Apple Confirms iTunes 11 Won’t Be Released Until November, Needs “A Little Extra Time To Get It Right”
“Where the heck is iTunes 11?!?” That’s the question many have been asking since it’s now the end of October and Apple has yet to fulfill its promise to release the new software. Back at the iPhone 5 media event last month, Apple unveiled the all-new iTunes 11 and said that it would arrive in October. The month has come and gone without a word from Apple… until now.
Apple has just confirmed via an official spokesperson that the release of iTunes 11 has been pushed back until November. Apparently there are some kinks that still need to be ironed out.
CNET has the statement:
“The new iTunes is taking longer than expected and we wanted to take a little extra time to get it right. We look forward to releasing this new version of iTunes with its dramatically simpler and cleaner interface, and seamless integration with iCloud before the end of November.”
Interestingly, Apple released another un-overwhelmingly positive press release yesterday announcing the departure of iOS executive Scott Forstall and retail chief John Browett. Personality clashes within the executive team reportedly played a big role in the management shakeup. “I’m not surprised his [Forstall's] style continued to ruffle feathers, but I’m shocked that it cost him his job,” said former Apple employee Matt Drance.
Earlier today, GigaOm described an alarming shift in corporate culture at Apple under the reign of Tim Cook. Recently the company has begun to care more about release dates and less about perfecting products before they go public:
The time-based schedule is one of the reasons why Siri and Maps arrived as half-baked products and were met with derision. Many engineers inside Apple could foresee problems with Maps. Why? Because Maps were driven by a time schedule.

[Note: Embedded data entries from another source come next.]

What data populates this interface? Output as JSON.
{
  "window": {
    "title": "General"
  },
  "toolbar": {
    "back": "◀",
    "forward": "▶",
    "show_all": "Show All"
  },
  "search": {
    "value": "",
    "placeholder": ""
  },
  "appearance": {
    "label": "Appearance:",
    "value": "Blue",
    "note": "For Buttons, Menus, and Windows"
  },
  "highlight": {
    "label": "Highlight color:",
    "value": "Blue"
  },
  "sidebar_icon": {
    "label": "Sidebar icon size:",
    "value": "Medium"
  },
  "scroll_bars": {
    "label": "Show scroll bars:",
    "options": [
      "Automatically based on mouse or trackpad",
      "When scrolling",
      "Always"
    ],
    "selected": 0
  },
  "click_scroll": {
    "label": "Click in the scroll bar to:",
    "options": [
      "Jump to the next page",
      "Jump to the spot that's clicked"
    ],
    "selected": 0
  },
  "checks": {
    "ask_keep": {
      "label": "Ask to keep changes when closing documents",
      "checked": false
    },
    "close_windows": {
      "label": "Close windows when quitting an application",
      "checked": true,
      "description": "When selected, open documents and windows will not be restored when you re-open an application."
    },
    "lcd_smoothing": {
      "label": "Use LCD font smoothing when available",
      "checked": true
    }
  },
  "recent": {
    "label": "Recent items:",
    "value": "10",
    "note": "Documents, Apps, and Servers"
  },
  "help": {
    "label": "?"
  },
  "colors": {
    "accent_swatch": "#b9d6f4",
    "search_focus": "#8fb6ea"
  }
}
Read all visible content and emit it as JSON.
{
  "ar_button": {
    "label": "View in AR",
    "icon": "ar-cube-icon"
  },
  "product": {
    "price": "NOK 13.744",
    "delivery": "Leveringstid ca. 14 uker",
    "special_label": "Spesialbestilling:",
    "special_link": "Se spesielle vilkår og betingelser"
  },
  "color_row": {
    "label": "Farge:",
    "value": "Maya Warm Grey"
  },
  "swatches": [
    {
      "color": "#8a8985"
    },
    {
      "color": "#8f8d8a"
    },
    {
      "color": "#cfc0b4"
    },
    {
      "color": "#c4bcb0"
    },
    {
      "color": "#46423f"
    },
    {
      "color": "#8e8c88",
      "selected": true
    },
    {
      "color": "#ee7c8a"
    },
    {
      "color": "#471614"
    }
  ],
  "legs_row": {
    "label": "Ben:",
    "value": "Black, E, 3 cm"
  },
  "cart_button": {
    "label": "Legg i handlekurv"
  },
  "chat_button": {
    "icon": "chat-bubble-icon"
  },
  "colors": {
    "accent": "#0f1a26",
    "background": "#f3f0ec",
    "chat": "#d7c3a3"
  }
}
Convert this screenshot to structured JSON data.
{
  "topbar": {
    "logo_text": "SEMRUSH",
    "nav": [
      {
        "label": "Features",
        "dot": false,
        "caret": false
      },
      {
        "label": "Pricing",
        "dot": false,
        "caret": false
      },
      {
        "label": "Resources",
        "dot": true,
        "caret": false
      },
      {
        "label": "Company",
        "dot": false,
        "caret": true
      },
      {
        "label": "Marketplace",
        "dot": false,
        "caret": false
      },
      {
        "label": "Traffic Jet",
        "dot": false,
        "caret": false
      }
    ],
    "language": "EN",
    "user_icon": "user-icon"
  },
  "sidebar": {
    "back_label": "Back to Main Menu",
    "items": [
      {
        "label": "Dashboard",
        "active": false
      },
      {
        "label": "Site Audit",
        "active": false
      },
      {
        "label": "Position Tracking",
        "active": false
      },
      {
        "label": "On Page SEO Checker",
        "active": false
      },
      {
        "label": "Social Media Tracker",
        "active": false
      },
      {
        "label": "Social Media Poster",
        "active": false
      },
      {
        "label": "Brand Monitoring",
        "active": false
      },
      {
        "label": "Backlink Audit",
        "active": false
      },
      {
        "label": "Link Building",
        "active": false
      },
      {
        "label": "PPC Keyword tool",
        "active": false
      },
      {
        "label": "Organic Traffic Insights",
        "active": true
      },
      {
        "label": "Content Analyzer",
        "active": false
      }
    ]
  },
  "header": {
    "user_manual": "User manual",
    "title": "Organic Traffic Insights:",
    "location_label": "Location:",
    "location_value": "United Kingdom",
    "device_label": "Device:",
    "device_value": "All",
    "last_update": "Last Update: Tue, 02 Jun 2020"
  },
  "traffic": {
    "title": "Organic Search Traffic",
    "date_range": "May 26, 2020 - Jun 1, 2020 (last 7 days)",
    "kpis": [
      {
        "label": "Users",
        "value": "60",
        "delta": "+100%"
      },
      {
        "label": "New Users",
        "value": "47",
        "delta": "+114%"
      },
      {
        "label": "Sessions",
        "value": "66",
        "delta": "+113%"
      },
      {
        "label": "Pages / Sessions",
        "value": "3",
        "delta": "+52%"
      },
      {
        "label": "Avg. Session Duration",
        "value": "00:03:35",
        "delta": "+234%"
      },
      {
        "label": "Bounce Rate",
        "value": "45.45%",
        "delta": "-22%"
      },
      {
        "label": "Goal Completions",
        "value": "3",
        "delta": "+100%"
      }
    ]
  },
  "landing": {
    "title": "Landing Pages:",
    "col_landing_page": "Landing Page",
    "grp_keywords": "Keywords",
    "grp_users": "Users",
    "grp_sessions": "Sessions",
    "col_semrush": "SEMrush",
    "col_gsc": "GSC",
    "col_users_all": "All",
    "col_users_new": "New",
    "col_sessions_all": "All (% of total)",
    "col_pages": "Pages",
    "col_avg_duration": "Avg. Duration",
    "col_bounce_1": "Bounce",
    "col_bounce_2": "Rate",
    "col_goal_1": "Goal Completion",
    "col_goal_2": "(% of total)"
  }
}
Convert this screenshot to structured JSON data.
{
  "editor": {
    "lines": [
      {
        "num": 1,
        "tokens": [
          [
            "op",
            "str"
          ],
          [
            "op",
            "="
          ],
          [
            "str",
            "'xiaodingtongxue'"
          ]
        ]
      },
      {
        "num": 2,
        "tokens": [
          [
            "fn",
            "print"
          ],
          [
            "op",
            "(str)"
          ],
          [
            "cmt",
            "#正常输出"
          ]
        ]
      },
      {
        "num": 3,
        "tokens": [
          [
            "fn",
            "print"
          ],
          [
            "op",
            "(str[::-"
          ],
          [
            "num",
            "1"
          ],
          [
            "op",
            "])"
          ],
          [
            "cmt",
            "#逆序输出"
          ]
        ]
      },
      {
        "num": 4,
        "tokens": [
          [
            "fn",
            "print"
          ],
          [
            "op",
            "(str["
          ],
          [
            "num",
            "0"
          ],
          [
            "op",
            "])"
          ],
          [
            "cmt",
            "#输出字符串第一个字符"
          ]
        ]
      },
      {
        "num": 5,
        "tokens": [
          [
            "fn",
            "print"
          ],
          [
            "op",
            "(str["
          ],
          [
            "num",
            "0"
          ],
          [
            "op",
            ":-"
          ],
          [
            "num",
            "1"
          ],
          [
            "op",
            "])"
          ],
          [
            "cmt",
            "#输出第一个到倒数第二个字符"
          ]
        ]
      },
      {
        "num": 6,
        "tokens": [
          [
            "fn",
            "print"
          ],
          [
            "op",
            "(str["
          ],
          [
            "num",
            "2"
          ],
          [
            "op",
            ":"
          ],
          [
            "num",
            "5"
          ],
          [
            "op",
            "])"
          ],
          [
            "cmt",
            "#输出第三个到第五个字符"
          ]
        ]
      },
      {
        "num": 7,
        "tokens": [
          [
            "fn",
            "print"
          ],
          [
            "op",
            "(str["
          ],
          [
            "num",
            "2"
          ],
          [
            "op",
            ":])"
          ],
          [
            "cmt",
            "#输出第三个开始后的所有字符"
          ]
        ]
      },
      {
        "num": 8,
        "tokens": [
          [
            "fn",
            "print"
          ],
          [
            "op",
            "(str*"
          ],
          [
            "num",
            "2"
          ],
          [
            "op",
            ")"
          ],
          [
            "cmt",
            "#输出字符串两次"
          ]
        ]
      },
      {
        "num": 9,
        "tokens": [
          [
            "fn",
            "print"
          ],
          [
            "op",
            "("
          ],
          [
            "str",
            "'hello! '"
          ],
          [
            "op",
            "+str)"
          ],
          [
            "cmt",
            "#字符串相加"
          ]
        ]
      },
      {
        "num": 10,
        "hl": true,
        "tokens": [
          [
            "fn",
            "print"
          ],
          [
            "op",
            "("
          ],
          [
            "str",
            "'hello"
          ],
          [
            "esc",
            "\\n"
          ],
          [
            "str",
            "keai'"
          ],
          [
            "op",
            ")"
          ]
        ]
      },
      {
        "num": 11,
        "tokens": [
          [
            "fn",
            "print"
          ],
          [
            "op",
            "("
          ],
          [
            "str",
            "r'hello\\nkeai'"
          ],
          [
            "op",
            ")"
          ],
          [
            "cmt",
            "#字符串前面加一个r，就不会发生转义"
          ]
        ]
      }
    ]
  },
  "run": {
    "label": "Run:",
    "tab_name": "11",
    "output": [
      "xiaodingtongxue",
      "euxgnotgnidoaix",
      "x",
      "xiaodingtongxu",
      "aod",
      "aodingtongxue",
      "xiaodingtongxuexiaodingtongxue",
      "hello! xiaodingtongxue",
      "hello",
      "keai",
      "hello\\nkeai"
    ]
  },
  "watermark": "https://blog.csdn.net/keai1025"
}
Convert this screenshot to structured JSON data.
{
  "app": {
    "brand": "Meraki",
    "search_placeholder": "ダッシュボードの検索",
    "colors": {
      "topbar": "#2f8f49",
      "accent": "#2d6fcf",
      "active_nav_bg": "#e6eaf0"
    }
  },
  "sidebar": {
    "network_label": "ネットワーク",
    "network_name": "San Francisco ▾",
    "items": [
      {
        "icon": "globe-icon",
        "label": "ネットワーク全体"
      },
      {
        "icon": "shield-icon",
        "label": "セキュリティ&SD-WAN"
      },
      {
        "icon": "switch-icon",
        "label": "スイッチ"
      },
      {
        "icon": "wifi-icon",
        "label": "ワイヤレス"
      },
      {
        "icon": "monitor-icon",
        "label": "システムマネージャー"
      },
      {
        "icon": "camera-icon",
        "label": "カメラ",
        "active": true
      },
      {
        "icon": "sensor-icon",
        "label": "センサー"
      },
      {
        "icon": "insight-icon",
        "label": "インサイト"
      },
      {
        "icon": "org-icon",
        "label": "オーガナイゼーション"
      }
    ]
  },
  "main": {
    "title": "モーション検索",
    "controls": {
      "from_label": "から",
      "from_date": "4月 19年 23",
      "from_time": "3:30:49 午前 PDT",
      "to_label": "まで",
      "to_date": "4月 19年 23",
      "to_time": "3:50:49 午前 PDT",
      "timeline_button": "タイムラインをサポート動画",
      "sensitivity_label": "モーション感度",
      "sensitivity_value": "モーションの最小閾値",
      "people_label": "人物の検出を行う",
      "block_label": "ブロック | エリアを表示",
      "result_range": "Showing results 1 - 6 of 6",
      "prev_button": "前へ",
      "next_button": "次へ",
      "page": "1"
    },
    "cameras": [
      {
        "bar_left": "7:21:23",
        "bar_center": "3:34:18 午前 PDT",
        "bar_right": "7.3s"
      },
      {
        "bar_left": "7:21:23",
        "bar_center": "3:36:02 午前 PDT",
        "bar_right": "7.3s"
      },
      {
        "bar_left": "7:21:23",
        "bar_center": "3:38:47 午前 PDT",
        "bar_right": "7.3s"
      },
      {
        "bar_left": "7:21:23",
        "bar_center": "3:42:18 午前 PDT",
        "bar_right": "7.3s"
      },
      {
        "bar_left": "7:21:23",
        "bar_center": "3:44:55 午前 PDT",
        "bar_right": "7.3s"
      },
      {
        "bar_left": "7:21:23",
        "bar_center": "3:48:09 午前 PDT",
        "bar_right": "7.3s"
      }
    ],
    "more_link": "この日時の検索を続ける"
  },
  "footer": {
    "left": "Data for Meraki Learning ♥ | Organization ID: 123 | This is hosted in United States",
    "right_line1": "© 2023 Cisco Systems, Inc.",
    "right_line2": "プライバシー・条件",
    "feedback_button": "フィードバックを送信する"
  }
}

Looks like Apple is trying to make sure it doesn’t repeat the Maps fiasco again. The webpage for iTunes 11 has been updated with a new “coming in November” banner. The exact release date still remains unknown.
- Source CNET